3 Abridged from Shi-chi chap. 70, p. 2r.
1 Their exalted positions have many dangers, and they easily come to fall.
2 A vassal of Yao who resigned his fief, when Yü became emperor, and took to agriculture. Yü is reported to have visited and questioned him on his fields. See Chuang Tse V, 4v. (Giles, Chuang Tse p. 142). Cf. p. 33, Note 2.
3 An appellative of Ch‘ênChungTse, a scholar of Ch‘i, mentioned by Mencius. Cf. Vol. I, p. 427. Wu Ling Tse is reputed the author of a short philosophical treatise in 12 paragraphs, contained in the Tse-shu po-chia Vol. 51. According to LiuHsiang he wrote a work in 12 chapters (Pei-wen-yün-fu chap. 25). From the last paragraph of the work still extant we learn that he abandoned his post as minister of Ch‘u to water other people’s garden. At all events he was a rather extravagant recluse.
4 Wang Chung Tse or WangLiang, famous for his learning and excellent character, lived in the time of Kuang Wu Ti, 25-57 A. D. He declined the high offices conferred upon him owing to sickness.
5 A place in Yen-chou-fu, Shantung.
6 The Li-tai ming-hsien lieh-nü shih-hsing p‘u calls the man :So-Lu and informs us that ChünYang was his style, and that he was a native of Tung-chün, not of Tung-tu. The Shang-yu-lu again writes So-Lo. As his name both biographical dictionaries give Fang. So-Lu Fang was appointed governor of Lo-yang in A. D. 30. Twice he resigned owing to bad health. The second time in A. D. 55 he did not obey the summons of the emperor Kuang Wu Ti, who then sent a sedan-chair for him, and after the audience made him a grant of 2000 bushels of rice.
7 A territory in Honan.
1 Cf. p. 147, Note 3.
2 The minister of works under Yao, subsequently punished by Shun (Shuking Part II, Book I, 12, Legge, Classics Vol. III, Part I, p. 39) [Couvreur].
3 Analects V, 4 [Couvreur].
1 Only socialists would agree to this.
2 Analects XI, 16 [Couvreur].
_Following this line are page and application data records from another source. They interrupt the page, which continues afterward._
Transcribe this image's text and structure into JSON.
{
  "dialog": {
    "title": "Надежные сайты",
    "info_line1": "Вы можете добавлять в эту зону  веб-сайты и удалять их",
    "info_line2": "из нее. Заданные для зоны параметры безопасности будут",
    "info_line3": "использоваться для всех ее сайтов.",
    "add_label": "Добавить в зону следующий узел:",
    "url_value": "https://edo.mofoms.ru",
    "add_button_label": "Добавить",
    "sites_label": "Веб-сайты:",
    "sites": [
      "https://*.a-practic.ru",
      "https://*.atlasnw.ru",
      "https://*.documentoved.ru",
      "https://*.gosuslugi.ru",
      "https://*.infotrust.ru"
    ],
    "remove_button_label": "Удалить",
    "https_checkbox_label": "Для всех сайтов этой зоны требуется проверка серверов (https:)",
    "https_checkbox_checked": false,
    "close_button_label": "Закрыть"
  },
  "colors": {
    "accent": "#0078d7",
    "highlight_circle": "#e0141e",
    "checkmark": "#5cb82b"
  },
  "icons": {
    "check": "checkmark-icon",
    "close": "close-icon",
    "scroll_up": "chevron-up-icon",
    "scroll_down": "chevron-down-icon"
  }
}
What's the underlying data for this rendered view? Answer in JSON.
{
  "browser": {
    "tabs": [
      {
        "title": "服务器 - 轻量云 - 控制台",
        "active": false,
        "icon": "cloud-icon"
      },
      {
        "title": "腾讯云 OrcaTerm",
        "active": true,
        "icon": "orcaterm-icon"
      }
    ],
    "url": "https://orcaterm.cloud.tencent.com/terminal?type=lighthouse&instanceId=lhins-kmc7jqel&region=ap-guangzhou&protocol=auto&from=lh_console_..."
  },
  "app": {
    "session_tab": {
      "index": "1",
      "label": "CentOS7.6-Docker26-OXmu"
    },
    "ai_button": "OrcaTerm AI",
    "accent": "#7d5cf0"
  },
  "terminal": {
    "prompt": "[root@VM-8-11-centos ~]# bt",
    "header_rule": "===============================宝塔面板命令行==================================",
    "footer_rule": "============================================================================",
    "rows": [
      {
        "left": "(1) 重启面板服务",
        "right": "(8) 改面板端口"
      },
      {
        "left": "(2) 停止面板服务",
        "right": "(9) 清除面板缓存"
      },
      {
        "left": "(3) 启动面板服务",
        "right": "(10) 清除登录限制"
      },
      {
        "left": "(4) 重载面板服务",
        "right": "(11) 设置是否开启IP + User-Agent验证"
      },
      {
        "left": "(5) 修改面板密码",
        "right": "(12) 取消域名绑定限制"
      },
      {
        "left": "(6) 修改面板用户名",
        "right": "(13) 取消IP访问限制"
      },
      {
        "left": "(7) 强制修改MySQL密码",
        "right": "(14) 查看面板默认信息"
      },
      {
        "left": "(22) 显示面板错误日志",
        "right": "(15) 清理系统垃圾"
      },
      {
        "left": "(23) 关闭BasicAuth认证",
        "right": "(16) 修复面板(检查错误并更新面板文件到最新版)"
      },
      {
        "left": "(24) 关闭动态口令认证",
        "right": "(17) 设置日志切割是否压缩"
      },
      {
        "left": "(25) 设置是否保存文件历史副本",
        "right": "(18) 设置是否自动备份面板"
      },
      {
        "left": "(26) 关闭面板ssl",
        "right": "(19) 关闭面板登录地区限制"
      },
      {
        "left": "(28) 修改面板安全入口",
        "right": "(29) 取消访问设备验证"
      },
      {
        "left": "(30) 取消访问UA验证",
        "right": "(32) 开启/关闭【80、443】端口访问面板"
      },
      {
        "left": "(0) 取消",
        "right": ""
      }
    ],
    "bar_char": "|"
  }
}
3 The disciple of Confucius, Ch‘iu is pronounced to have been cunning owing to his having taken care of the interests of a nobleman instead of working for the people, a somewhat radical view, but collectors of taxes never have been popular. In the New Testament they are all decried as sinners.